Walks in New England By Charles Goodrich Whiting

The forest bloom has departed, the birds have flown, the squirrels and the boys are a-nutting; on the roadsides few flowers besides the asters linger and the long sprays of the wreath goldenrod, the humbler members of the sunflower kindred and the late gentians; in the fields appear those second blossoms that spring from the mowed down golden-rods, ox-eye daisies and black-eyed Susans. Down the forest aisles streams the unique magnetic fragrance of the witch hazel, which only of all fragrances could harmonize with the sacred sweetness of the autumn woodland.

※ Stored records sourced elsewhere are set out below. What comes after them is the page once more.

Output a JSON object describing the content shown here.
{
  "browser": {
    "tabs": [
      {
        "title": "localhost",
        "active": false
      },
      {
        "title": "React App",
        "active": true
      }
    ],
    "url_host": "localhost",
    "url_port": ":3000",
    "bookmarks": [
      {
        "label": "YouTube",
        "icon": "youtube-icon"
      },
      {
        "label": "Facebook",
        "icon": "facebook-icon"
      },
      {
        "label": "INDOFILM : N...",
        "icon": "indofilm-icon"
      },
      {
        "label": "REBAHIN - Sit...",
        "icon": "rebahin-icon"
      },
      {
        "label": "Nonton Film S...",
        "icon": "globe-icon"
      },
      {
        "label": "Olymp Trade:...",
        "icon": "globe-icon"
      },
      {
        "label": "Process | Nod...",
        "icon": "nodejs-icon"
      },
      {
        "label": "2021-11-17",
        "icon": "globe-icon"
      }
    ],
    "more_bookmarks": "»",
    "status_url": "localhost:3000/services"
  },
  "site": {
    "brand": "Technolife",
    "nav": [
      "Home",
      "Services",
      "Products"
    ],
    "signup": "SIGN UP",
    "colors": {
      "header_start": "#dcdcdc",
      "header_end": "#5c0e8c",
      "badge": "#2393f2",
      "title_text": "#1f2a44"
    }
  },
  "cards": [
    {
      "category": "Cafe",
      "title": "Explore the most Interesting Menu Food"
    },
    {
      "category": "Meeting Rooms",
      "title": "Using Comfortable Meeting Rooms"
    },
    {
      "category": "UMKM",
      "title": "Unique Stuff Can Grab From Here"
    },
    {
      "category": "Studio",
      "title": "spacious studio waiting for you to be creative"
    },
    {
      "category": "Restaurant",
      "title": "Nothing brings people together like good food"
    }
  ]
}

A familiar of the flowers knows that a month hence he shall find these and a score of flowers besides, in places that he wots of, but to the general eye the gay children of Nature have departed, and winter seems waiting around the corner to close the door.

File:Peder Mork Mönsted Autumn in the birchwood.jpg